Fill that freezer! Your maternity leave is prime time to build up the biggest breast milk freezer supply you can. Your body is most responsive to signals that your milk supply needs to increase during the first four months of your baby’s life – when you add regularly scheduled pumping sessions at the same time each day, your body begins to anticipate the need to produce more milk for that “feeding” and responds accordingly. This means that some of your most productive pumping sessions will come in the first few months. Take advantage of this short four-month window!
Stay organized. Freeze your milk in bags of 4-6 ounces, labeled with the date and volume. Lay the bags flat to freeze for ease of storage. Organize them by date in the freezer so you always know where the oldest milk is.
Know your rights. The Affordable Care Act requires that you have a private space to pump once you return to work and regular breaks during which to do it.
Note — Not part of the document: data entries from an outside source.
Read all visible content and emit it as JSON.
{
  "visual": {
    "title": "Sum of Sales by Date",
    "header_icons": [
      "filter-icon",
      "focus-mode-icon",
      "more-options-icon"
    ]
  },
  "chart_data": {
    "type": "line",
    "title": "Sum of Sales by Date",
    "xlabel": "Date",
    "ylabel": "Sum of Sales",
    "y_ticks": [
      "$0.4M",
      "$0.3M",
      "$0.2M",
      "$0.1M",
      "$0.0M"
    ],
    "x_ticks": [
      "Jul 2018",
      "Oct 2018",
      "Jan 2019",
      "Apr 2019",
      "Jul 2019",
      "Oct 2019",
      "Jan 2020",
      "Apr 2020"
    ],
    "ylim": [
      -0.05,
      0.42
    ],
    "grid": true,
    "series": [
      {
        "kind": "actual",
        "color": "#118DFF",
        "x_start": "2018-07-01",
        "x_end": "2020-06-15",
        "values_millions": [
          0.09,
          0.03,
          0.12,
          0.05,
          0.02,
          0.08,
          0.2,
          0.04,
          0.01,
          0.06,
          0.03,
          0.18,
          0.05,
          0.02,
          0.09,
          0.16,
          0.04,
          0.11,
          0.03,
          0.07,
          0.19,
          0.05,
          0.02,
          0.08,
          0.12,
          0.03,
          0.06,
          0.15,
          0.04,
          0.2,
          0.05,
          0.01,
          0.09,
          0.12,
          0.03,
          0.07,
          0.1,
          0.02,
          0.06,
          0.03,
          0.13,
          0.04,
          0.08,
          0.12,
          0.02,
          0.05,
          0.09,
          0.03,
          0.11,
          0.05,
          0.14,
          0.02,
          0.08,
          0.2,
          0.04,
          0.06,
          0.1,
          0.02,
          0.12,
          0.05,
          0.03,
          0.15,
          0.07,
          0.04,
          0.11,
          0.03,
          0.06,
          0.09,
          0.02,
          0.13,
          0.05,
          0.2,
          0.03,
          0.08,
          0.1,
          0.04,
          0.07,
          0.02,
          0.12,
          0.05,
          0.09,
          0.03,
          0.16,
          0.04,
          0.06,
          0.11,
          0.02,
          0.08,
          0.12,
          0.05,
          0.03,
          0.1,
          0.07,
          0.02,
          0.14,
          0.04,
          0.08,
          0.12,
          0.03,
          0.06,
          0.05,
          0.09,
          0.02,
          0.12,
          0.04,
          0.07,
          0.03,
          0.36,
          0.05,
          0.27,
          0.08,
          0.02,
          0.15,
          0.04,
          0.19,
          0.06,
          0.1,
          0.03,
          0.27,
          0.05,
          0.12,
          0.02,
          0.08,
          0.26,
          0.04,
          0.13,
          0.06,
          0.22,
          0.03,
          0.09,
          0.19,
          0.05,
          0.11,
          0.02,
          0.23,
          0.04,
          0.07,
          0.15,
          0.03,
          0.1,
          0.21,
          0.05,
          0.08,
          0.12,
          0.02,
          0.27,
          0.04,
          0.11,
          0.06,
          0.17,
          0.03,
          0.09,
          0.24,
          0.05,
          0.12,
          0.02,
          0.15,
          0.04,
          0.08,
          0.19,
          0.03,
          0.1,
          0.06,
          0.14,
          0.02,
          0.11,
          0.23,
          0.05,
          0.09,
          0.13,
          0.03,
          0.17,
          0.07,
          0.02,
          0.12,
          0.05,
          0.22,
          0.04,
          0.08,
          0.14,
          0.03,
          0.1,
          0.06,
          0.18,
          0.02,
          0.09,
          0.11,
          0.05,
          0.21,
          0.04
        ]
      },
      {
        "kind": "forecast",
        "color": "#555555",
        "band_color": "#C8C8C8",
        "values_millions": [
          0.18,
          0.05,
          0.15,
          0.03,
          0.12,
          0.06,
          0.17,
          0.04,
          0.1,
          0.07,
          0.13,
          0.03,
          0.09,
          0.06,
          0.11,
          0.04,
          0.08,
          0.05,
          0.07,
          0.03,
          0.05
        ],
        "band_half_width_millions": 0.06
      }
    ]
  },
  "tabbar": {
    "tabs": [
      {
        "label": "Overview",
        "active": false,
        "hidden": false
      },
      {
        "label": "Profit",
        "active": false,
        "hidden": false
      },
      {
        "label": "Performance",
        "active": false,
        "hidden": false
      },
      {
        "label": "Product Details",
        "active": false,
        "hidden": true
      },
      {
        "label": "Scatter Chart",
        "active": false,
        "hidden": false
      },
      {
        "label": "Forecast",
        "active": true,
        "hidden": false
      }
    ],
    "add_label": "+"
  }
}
Stick to a schedule at work. Keep a regular pumping schedule once you’re back at work. This will be critical to keeping your supply up when away from your baby. As much as possible, schedule regular pumping times and stick to them. Try not to go more than 3-4 hours at a time without nursing or pumping. Additionally, keep up with your post-bedtime pumping session if you can. And, with all sessions, continue pumping for three minutes after all your milk is expressed to keep your supply up.
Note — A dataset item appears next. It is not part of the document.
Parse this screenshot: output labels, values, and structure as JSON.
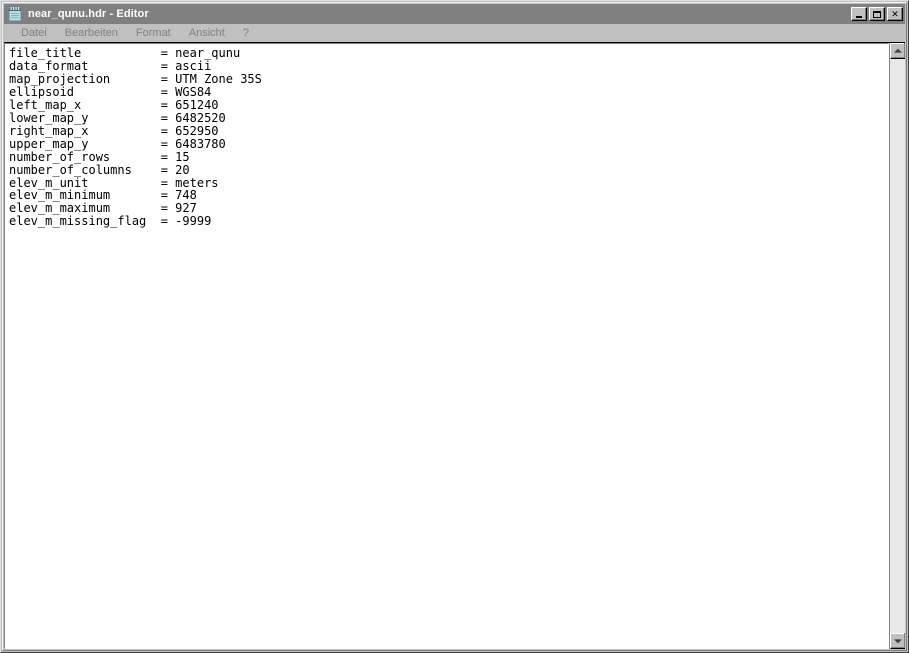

Rotate you freezer supply. The rate at which you go through your frozen milk stash will vary from baby to baby. Some reverse-cycle and hardly eat anything at daycare. Mine have both been hungry little darlings that ate nearly twice as much as I pumped each day. Either way, it’s important to make sure you’re regularly using your oldest milk to prevent it from going bad. Each day I fill the bottles with the fresh milk I expressed the day before and thaw the oldest bag of milk from my freezer to make up the difference of what the baby needs. On Fridays, I freeze the milk I pumped from the day at work and freeze everything I pump throughout the weekend. Monday’s bottles are all from the earliest-dated frozen milk to keep any of the hard-earned supply from expiring.
The CDC’s 2013 Breastfeeding Report Card shows that though 77% of infants are breastfed, only 49% are still nursing at 6 months and 27% are nursing at the end of their first year. While breastfeeding rates for working mothers aren’t readily available, we do know that being regularly separated from your baby and using a pump to express milk adds an additional layer to the challenge of keeping up an adequate supply and breastfeeding through your baby’s first 12 months. By using these strategies you can hopefully effectively manage your milk supply and keep nursing your baby for as long as you’d like!
Breastfeeding and the Use of Human Milk Policy Statement – American Academy of Pediatrics
Breastfeeding Report Card, United States 2013 – Centers for Disease Control and Prevention
Fact Sheet #73: Break Time for Nursing Mothers Under the FLSA – U.S. Department of Labor
I’m Not Pumping Enough Milk. What Can I Do? – KellyMom
Reverse Cycling – KellyMom